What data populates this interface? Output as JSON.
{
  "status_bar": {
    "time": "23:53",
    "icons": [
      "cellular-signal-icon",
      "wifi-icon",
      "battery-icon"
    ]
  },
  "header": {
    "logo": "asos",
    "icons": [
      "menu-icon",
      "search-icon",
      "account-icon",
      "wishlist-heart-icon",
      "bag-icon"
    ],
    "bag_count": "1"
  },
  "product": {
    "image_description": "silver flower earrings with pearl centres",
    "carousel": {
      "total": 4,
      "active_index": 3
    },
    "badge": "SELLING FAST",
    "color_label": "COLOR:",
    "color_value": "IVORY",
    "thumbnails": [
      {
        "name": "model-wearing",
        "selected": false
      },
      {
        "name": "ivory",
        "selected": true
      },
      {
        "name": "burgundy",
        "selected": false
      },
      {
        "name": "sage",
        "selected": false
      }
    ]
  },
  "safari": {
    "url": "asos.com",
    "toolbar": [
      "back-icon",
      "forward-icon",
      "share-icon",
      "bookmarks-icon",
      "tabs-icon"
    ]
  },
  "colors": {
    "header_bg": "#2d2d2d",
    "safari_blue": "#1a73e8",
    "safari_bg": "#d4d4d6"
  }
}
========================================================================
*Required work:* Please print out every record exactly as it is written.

*Response to the exercise:*
What data populates this interface? Output as JSON.
{
  "status_bar": {
    "time": "23:53",
    "icons": [
      "cellular-signal-icon",
      "wifi-icon",
      "battery-icon"
    ]
  },
  "header": {
    "logo": "asos",
    "icons": [
      "menu-icon",
      "search-icon",
      "account-icon",
      "wishlist-heart-icon",
      "bag-icon"
    ],
    "bag_count": "1"
  },
  "product": {
    "image_description": "silver flower earrings with pearl centres",
    "carousel": {
      "total": 4,
      "active_index": 3
    },
    "badge": "SELLING FAST",
    "color_label": "COLOR:",
    "color_value": "IVORY",
    "thumbnails": [
      {
        "name": "model-wearing",
        "selected": false
      },
      {
        "name": "ivory",
        "selected": true
      },
      {
        "name": "burgundy",
        "selected": false
      },
      {
        "name": "sage",
        "selected": false
      }
    ]
  },
  "safari": {
    "url": "asos.com",
    "toolbar": [
      "back-icon",
      "forward-icon",
      "share-icon",
      "bookmarks-icon",
      "tabs-icon"
    ]
  },
  "colors": {
    "header_bg": "#2d2d2d",
    "safari_blue": "#1a73e8",
    "safari_bg": "#d4d4d6"
  }
}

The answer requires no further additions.